(1994) Mass.R.A.P. 22(h) does not give permission to counsel to refer to physical exhibits during oral argument. It only instructs counsel as to their obligation to arrange to have the physical exhibits in the court room before the court convenes if they are going to use them, and of the clerk’s obligations afterwards.
Counsel should remember that it is their obligation to include in the appendix any portions of the record they are relying upon, including exhibits, in accordance with the provisions of Mass.R.A.P. 18(a) and 18(b). The third paragraph of Mass.R.A.P. 18(a) makes clear that “... the court may decline to permit the parties to refer to portions of the record omitted from the appendix, unless leave be granted prior to argument.”
Physical exhibits cannot be actually placed in an appendix. Consequently, counsel on appeal who intend to refer to a physical exhibit, such as a revolver or a piece of clothing, should “prior to argument” seek leave of court to refer to such objects. Many appellate justices prefer to have pages in an appendix to refer to whenever possible. It is sound practice for counsel on appeal to have a photograph of physical exhibits appear on a page or pages of the appendix, even if prior permission has been given to use the actual physical exhibit at the oral argument.
(1983) The purpose of this amendment is to conform Rule 22(b) to the actual practice in the appellate courts.
The purpose of this amendment is to conform Rule 22(c) to the actual practice in the appellate courts.
(1979) The only change in Rule 22 is that the substance of Supreme Judicial Court Rule 1:20 (1975: 366 Mass. 862), relative to submission of capital cases on briefs, is added to subdivision (g) of the former rule. The provisions of Rule 22 were previously applicable to criminal appeals by virtue of Supreme Judicial Court Rule 1:20, supra and Appeals Court Rule 1:20 (1975: 3 Mass.App.Ct. 804).
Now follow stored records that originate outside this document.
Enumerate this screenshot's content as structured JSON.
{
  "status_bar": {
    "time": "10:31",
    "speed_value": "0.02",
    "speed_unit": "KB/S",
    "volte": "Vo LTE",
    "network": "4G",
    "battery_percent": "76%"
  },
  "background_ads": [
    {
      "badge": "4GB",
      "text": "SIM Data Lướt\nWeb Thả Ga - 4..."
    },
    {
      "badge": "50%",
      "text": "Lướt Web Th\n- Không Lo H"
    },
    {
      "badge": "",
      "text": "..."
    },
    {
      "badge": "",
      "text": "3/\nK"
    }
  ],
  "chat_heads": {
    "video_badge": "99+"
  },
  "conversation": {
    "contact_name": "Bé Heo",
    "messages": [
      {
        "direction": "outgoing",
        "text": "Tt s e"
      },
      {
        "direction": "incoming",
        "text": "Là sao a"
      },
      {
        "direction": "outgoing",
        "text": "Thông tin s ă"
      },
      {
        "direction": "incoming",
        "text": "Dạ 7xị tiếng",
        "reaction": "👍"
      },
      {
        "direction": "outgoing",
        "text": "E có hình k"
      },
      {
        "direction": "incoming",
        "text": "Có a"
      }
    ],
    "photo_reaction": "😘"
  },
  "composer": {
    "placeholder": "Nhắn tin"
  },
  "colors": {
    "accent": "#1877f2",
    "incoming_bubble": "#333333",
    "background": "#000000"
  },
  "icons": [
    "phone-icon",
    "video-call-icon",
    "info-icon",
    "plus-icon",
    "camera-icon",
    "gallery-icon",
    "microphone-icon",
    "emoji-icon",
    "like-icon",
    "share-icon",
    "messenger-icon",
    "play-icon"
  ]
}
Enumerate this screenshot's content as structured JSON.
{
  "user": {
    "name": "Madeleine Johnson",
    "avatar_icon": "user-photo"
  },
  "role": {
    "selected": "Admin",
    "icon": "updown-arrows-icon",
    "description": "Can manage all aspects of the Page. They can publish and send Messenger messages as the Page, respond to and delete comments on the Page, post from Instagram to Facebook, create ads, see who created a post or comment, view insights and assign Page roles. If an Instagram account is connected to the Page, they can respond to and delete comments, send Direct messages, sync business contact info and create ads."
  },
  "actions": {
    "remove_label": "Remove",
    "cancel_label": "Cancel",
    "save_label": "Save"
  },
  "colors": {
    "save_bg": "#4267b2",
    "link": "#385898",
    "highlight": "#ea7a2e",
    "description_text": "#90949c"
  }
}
(1973) Appellate Rule 22 governs the conduct of oral argument. A modification of F.R.A.P. 34, it codifies prior practice. Enlargements of argument time beyond thirty minutes will rarely be allowed; compare F.R.A.P. 34(b). Rebuttal argument, a matter of right, Appellate Rule 22(c), is strictly limited to new matter raised in appellee’s argument. Although failure explicitly to reserve rebuttal does not waive the right, failure to preserve for rebuttal purposes a portion of the thirty-minute argument time will effect a de facto waiver in the absence of leave granted.